> **Activity**
Search the entries for the word "this" and return every line where it is found.

> **Extracted data**
###

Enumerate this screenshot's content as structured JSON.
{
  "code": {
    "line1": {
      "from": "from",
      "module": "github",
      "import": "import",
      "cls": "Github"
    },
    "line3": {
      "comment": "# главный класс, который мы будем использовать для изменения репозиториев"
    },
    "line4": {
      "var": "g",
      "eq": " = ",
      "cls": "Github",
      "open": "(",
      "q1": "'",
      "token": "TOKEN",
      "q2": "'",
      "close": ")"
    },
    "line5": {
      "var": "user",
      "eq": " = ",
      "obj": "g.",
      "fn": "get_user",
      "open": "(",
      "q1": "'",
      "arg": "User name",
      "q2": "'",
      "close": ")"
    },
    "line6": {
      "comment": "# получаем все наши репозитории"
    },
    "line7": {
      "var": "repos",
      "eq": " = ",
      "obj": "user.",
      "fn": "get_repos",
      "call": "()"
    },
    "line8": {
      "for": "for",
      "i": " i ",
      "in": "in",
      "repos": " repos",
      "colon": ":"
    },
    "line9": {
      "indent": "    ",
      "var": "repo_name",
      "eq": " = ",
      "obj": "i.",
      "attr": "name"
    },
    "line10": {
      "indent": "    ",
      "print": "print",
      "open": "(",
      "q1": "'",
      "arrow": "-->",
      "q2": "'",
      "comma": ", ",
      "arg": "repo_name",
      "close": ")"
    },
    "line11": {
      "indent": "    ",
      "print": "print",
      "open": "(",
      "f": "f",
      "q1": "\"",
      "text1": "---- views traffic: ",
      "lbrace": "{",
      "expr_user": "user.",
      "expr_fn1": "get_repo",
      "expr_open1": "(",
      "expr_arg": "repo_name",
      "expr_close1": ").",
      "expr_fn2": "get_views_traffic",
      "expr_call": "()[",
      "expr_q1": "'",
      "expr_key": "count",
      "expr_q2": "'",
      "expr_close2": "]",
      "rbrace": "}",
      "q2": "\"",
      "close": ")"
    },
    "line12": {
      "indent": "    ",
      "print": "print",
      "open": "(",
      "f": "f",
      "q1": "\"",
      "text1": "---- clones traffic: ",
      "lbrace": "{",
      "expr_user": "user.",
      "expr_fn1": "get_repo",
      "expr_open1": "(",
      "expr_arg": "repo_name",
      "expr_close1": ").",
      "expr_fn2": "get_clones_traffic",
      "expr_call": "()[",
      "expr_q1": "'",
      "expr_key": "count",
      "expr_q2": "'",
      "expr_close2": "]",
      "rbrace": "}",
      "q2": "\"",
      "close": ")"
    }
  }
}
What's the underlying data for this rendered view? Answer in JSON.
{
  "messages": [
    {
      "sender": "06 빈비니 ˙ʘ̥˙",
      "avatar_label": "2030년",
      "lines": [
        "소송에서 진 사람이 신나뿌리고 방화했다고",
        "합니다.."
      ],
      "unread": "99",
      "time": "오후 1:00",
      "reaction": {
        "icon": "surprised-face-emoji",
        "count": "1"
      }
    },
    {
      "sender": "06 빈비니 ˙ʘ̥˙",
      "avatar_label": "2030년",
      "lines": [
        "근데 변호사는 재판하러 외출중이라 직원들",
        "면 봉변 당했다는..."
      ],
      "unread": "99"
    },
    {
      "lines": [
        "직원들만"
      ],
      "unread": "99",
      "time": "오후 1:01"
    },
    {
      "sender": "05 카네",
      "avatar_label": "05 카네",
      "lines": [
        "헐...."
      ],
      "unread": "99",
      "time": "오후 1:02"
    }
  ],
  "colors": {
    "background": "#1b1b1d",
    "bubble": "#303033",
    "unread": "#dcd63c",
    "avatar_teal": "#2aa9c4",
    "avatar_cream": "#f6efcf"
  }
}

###

> **Your solution**
Enumerate this screenshot's content as structured JSON.
What's the underlying data for this rendered view? Answer in JSON.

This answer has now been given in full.